*** Opening of Provided data ***

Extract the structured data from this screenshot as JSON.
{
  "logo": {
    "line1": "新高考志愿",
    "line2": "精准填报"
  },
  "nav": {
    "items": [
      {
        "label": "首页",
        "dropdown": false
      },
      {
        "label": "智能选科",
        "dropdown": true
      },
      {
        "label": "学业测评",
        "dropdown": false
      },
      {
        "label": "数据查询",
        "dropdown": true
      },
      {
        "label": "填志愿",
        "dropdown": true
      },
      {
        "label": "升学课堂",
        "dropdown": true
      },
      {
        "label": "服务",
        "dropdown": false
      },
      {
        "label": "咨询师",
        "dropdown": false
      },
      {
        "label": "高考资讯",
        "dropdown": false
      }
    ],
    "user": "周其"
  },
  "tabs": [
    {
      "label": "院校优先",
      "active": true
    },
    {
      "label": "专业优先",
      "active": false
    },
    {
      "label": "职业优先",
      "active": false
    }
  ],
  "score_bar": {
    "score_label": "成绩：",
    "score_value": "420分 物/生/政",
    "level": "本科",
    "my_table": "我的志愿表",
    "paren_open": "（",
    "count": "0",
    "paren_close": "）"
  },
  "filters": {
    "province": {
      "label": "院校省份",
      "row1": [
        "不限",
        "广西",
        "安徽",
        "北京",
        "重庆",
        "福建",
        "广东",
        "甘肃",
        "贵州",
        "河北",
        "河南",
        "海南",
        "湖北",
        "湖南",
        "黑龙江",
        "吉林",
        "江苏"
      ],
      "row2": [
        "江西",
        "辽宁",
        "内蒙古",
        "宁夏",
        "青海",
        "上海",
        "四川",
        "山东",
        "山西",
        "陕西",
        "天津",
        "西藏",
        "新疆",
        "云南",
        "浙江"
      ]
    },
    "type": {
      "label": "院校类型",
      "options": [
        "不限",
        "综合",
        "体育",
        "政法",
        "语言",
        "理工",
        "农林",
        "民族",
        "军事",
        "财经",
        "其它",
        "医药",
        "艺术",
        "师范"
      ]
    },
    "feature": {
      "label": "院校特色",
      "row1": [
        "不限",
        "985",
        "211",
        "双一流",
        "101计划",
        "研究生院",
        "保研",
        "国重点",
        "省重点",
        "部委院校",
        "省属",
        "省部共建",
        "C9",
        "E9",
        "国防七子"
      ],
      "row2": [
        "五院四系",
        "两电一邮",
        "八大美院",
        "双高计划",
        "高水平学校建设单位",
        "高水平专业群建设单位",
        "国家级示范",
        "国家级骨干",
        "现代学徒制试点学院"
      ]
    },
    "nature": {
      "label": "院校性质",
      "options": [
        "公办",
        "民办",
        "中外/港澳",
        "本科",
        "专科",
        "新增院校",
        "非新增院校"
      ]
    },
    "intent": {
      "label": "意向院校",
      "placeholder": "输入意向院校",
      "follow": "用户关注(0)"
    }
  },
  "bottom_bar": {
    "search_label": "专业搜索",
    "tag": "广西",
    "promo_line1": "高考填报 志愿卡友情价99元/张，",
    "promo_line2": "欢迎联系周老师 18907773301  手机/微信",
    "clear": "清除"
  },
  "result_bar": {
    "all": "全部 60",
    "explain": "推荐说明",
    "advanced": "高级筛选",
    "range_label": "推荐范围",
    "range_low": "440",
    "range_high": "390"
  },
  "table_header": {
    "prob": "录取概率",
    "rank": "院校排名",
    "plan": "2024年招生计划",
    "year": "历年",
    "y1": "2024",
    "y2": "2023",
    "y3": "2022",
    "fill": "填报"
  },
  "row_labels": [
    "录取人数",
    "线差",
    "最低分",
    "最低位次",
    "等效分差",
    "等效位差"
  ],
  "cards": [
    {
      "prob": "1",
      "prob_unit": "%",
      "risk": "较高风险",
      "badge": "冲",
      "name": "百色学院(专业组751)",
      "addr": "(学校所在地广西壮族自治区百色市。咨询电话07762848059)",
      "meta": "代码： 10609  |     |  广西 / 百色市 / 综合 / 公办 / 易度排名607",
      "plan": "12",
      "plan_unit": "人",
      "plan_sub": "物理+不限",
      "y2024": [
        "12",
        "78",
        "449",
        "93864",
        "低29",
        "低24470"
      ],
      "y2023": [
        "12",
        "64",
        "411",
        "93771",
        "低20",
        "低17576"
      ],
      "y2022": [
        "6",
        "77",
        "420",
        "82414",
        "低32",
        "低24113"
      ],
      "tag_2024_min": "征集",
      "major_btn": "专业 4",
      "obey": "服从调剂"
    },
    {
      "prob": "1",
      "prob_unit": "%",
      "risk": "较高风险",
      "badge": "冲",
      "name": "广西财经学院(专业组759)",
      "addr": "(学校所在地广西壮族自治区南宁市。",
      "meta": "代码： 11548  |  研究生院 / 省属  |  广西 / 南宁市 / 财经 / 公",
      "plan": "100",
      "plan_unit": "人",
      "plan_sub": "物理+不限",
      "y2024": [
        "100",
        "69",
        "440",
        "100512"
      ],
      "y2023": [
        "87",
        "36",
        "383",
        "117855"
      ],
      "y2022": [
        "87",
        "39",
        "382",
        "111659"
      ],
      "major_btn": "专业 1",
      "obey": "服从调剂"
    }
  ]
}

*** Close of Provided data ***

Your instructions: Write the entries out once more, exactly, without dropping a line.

Written answer:
Extract the structured data from this screenshot as JSON.
{
  "logo": {
    "line1": "新高考志愿",
    "line2": "精准填报"
  },
  "nav": {
    "items": [
      {
        "label": "首页",
        "dropdown": false
      },
      {
        "label": "智能选科",
        "dropdown": true
      },
      {
        "label": "学业测评",
        "dropdown": false
      },
      {
        "label": "数据查询",
        "dropdown": true
      },
      {
        "label": "填志愿",
        "dropdown": true
      },
      {
        "label": "升学课堂",
        "dropdown": true
      },
      {
        "label": "服务",
        "dropdown": false
      },
      {
        "label": "咨询师",
        "dropdown": false
      },
      {
        "label": "高考资讯",
        "dropdown": false
      }
    ],
    "user": "周其"
  },
  "tabs": [
    {
      "label": "院校优先",
      "active": true
    },
    {
      "label": "专业优先",
      "active": false
    },
    {
      "label": "职业优先",
      "active": false
    }
  ],
  "score_bar": {
    "score_label": "成绩：",
    "score_value": "420分 物/生/政",
    "level": "本科",
    "my_table": "我的志愿表",
    "paren_open": "（",
    "count": "0",
    "paren_close": "）"
  },
  "filters": {
    "province": {
      "label": "院校省份",
      "row1": [
        "不限",
        "广西",
        "安徽",
        "北京",
        "重庆",
        "福建",
        "广东",
        "甘肃",
        "贵州",
        "河北",
        "河南",
        "海南",
        "湖北",
        "湖南",
        "黑龙江",
        "吉林",
        "江苏"
      ],
      "row2": [
        "江西",
        "辽宁",
        "内蒙古",
        "宁夏",
        "青海",
        "上海",
        "四川",
        "山东",
        "山西",
        "陕西",
        "天津",
        "西藏",
        "新疆",
        "云南",
        "浙江"
      ]
    },
    "type": {
      "label": "院校类型",
      "options": [
        "不限",
        "综合",
        "体育",
        "政法",
        "语言",
        "理工",
        "农林",
        "民族",
        "军事",
        "财经",
        "其它",
        "医药",
        "艺术",
        "师范"
      ]
    },
    "feature": {
      "label": "院校特色",
      "row1": [
        "不限",
        "985",
        "211",
        "双一流",
        "101计划",
        "研究生院",
        "保研",
        "国重点",
        "省重点",
        "部委院校",
        "省属",
        "省部共建",
        "C9",
        "E9",
        "国防七子"
      ],
      "row2": [
        "五院四系",
        "两电一邮",
        "八大美院",
        "双高计划",
        "高水平学校建设单位",
        "高水平专业群建设单位",
        "国家级示范",
        "国家级骨干",
        "现代学徒制试点学院"
      ]
    },
    "nature": {
      "label": "院校性质",
      "options": [
        "公办",
        "民办",
        "中外/港澳",
        "本科",
        "专科",
        "新增院校",
        "非新增院校"
      ]
    },
    "intent": {
      "label": "意向院校",
      "placeholder": "输入意向院校",
      "follow": "用户关注(0)"
    }
  },
  "bottom_bar": {
    "search_label": "专业搜索",
    "tag": "广西",
    "promo_line1": "高考填报 志愿卡友情价99元/张，",
    "promo_line2": "欢迎联系周老师 18907773301  手机/微信",
    "clear": "清除"
  },
  "result_bar": {
    "all": "全部 60",
    "explain": "推荐说明",
    "advanced": "高级筛选",
    "range_label": "推荐范围",
    "range_low": "440",
    "range_high": "390"
  },
  "table_header": {
    "prob": "录取概率",
    "rank": "院校排名",
    "plan": "2024年招生计划",
    "year": "历年",
    "y1": "2024",
    "y2": "2023",
    "y3": "2022",
    "fill": "填报"
  },
  "row_labels": [
    "录取人数",
    "线差",
    "最低分",
    "最低位次",
    "等效分差",
    "等效位差"
  ],
  "cards": [
    {
      "prob": "1",
      "prob_unit": "%",
      "risk": "较高风险",
      "badge": "冲",
      "name": "百色学院(专业组751)",
      "addr": "(学校所在地广西壮族自治区百色市。咨询电话07762848059)",
      "meta": "代码： 10609  |     |  广西 / 百色市 / 综合 / 公办 / 易度排名607",
      "plan": "12",
      "plan_unit": "人",
      "plan_sub": "物理+不限",
      "y2024": [
        "12",
        "78",
        "449",
        "93864",
        "低29",
        "低24470"
      ],
      "y2023": [
        "12",
        "64",
        "411",
        "93771",
        "低20",
        "低17576"
      ],
      "y2022": [
        "6",
        "77",
        "420",
        "82414",
        "低32",
        "低24113"
      ],
      "tag_2024_min": "征集",
      "major_btn": "专业 4",
      "obey": "服从调剂"
    },
    {
      "prob": "1",
      "prob_unit": "%",
      "risk": "较高风险",
      "badge": "冲",
      "name": "广西财经学院(专业组759)",
      "addr": "(学校所在地广西壮族自治区南宁市。",
      "meta": "代码： 11548  |  研究生院 / 省属  |  广西 / 南宁市 / 财经 / 公",
      "plan": "100",
      "plan_unit": "人",
      "plan_sub": "物理+不限",
      "y2024": [
        "100",
        "69",
        "440",
        "100512"
      ],
      "y2023": [
        "87",
        "36",
        "383",
        "117855"
      ],
      "y2022": [
        "87",
        "39",
        "382",
        "111659"
      ],
      "major_btn": "专业 1",
      "obey": "服从调剂"
    }
  ]
}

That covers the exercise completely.